On June 26, 2017, Tom Petty and the Heartbreakers caused thousands to swoon with a 19-song headlining set at Arroyo Seco Weekend in Pasadena. Little did anyone know they were actually witnessing history—no one ever does—as Petty died just a few months later. June 23 and 24 marks the second iteration of the festival, and this year’s lineup boasts a string of rock gods including Jack White, Neil Young + Promise of the Real, and Robert Plant and the Sensational Space Shifters. But if last year taught us anything, it’s that the great beyond is within reach for many of the icons who contributed to rock & roll’s rich legacy.
Of course, death can happen to anyone at any age. But that doesn’t dismiss the reality of having limited time to revel in the soundscapes that made these people legends. That’s partly why Arroyo Seco is unparalleled: It creates an opportunity for generations born long after the movement—and those who’ve been on the bus for the entire ride—to unite under the music that defined rock & roll for the past half-century.
When Jack White headlined Coachella in 2015, he led 100,000 people in chanting, “MUSIC IS SACRED.” In many ways, Arroyo Seco honors that mantra. Unless you’ve been hiding in a bunker in fear of nuclear war (which is totally fair in this political climate), almost every festival lineup is identical. If you didn’t catch the Weeknd headlining night one of Coachella, for instance, you can see him close out night one of Outside Lands in San Francisco. If you missed St. Vincent, Eminem, Odesza, Post Malone, Portugal. The Man or Tyler the Creator at Coachella or Bonnaroo, you can catch them all (like Pokémon) at Lollapalooza.
It’s like this for almost every mainstream festival—and this is what many of the smaller music festivals are striving to become. Arroyo Seco breaks the chains of repetition. Aside from the rock headliners, it provides a platform for an array of other genres and artists. Kamasi Washington, the Inglewood-born modern-day psychedelic-jazz demigod, and Pharoah Sanders, the expressionistic tenor saxophone hero who played with John Coletrane in the ’60s, have set times on Saturday afternoon. That evening brings Belle & Sebastian, the Pretenders, Jack White, and the Specials. Sunday opens with bluegrass’ Trampled By Turtles, followed by the Violent Femmes, Los Lobos, Gary Clark Jr., Alanis Morrissette and Robert Plant. It’s far from your average lineup.
We’re not saying these performers haven’t played some of the mega-fests. Paul Tollett, the CEO of Goldenvoice and mastermind behind Coachella, is the one throwing this event after all. But Arroyo Seco breaks the mold Coachella and festivals of the like crafted by highlighting different genres and musical geniuses, appealing to a new demographic.
It also counteracts the burgeoning trend of music-festival tourism, in which people float from stage to stage, not staying for the whole set, knowing but a single artist on the lineup, not really there to see anyone, and at the fest simply to say they went (or to take drugs). Not that there’s anything wrong with this concept, but these attendees (read: tourists) are not there for the music.
But if you’re going to Arroyo Seco, you’re going for the music and likely nothing else.
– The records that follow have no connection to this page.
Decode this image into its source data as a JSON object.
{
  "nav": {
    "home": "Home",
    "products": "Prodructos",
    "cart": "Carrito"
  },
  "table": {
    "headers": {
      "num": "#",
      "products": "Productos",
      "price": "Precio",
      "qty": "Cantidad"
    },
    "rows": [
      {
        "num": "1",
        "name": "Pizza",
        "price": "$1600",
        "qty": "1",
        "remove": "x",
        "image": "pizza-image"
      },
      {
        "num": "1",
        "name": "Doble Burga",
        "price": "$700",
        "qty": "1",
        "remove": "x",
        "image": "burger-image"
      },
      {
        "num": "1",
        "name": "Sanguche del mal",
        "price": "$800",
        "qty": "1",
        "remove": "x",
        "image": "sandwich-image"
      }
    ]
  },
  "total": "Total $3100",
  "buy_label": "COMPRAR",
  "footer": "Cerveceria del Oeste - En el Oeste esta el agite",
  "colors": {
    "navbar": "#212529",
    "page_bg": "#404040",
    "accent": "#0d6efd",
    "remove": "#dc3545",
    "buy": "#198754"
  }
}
It’s not often a weekend of Neil Young and Robert Plant happens within an 80-mile radius of OC. And who knows? We may never get the chance to see either of them again. But we do know we can count on Arroyo Seco to give us the opportunity to experience music history with people who understand its significance.
Arroyo Seco Weekend, featuring Neil Young + the Promise of the Real, Jack White, Kings of Leon, Robert Plant and the Sensational Shapeshifters, and more, at Brookside Golf Course, 1133 Rosemont Ave., Pasadena, (626) 585-3594; www.arroyosecoweekend.com. June 23-24, noon. $154 -$1,699; children aged 10 and younger, free. All ages.